Disc five contains the specials, The Cavalier Years is OK, it's pretty short (as a Red Nose day skit it runs to about 15 minutes) and it's fairly funny, Stephen Fry does a good turn as King Charles, and Warren Clarke is spot-on as Oliver Cromwell. Blackadder's Christmas Carol is still pretty funny, and is a worthy inclusion on the set. The same can't be said of Blackadder - Back and Forth. This Sky/BBC co-production was originally produced as a film to be shown in the Millennium Dome, the special is totally devoid of jokes, and although it looks great, and clearly benefits from a bigger budget than the regular series ever received, it's just not funny - especially when Blackadder pulls out his Tesco Clubcard (Tesco were an investor in the production).
The only thing missing from this ‘Ultimate Boxset' is the unaired original pilot. Shot in 1982, this first pilot has a different actor in the role of Baldrick, and features, apparently, an Edmund Blackadder much closer to the one seen in the second season, as opposed to the irritating Mr Bean-like Edmund we got. It's a pity the BBC chose not to include this - it's the missing piece from an otherwise very complete set.
Disc six contains the documentary Blackadder Rides Again, a 90-minute special (originally shown on BBC 1 over the festive period last year) and is well worth watching, there's some really interesting stuff here, with the behind-the-scenes rehearsal footage from the fourth season being a particular highlight. There's also a look back at the costumes used in Costumes Revisited, along with extended interviews and audio commentaries with the key actors.
It's a pretty comprehensive package and Adder fans will be in their element. Whether or not it's worth shelling out for if you own previous releases is debatable, but missing pilot episode aside, this really is ‘The Ultimate Edition'.

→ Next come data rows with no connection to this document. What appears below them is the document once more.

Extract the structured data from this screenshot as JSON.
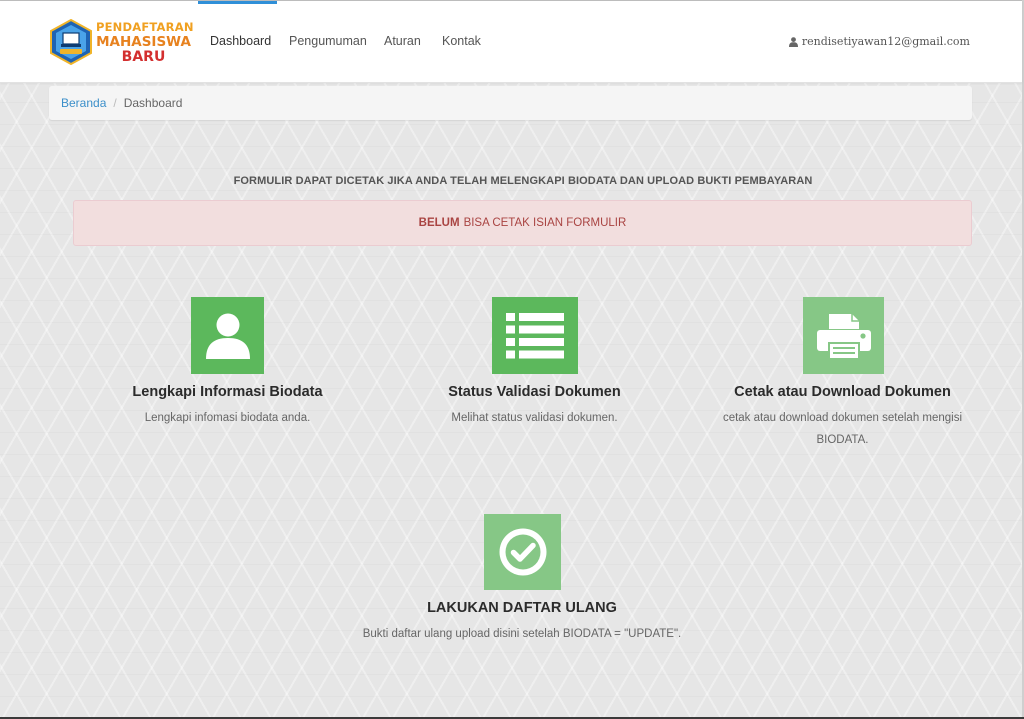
{
  "brand": {
    "line1": "PENDAFTARAN",
    "line2": "MAHASISWA",
    "line3": "BARU",
    "colors": {
      "line1": "#f0a020",
      "line2": "#e7821f",
      "line3": "#d32f2f"
    }
  },
  "nav": {
    "items": [
      {
        "label": "Dashboard",
        "active": true
      },
      {
        "label": "Pengumuman"
      },
      {
        "label": "Aturan"
      },
      {
        "label": "Kontak"
      }
    ],
    "user_email": "rendisetiyawan12@gmail.com",
    "user_icon": "user-icon",
    "accent": "#2f8fd8"
  },
  "breadcrumb": {
    "home": "Beranda",
    "separator": "/",
    "current": "Dashboard"
  },
  "notice": {
    "title": "FORMULIR DAPAT DICETAK JIKA ANDA TELAH MELENGKAPI BIODATA DAN UPLOAD BUKTI PEMBAYARAN",
    "alert_strong": "BELUM",
    "alert_text": "BISA CETAK ISIAN FORMULIR"
  },
  "features": [
    {
      "icon": "user-icon",
      "title": "Lengkapi Informasi Biodata",
      "desc": "Lengkapi infomasi biodata anda.",
      "color": "#5cb85c"
    },
    {
      "icon": "list-icon",
      "title": "Status Validasi Dokumen",
      "desc": "Melihat status validasi dokumen.",
      "color": "#5cb85c"
    },
    {
      "icon": "print-icon",
      "title": "Cetak atau Download Dokumen",
      "desc": "cetak atau download dokumen setelah mengisi BIODATA.",
      "color": "#86c786"
    },
    {
      "icon": "check-circle-icon",
      "title": "LAKUKAN DAFTAR ULANG",
      "desc": "Bukti daftar ulang upload disini setelah BIODATA = \"UPDATE\".",
      "color": "#86c786"
    }
  ]
}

Episodes: Extras: Blackadder Remastered - The Ultimate Edition is available now.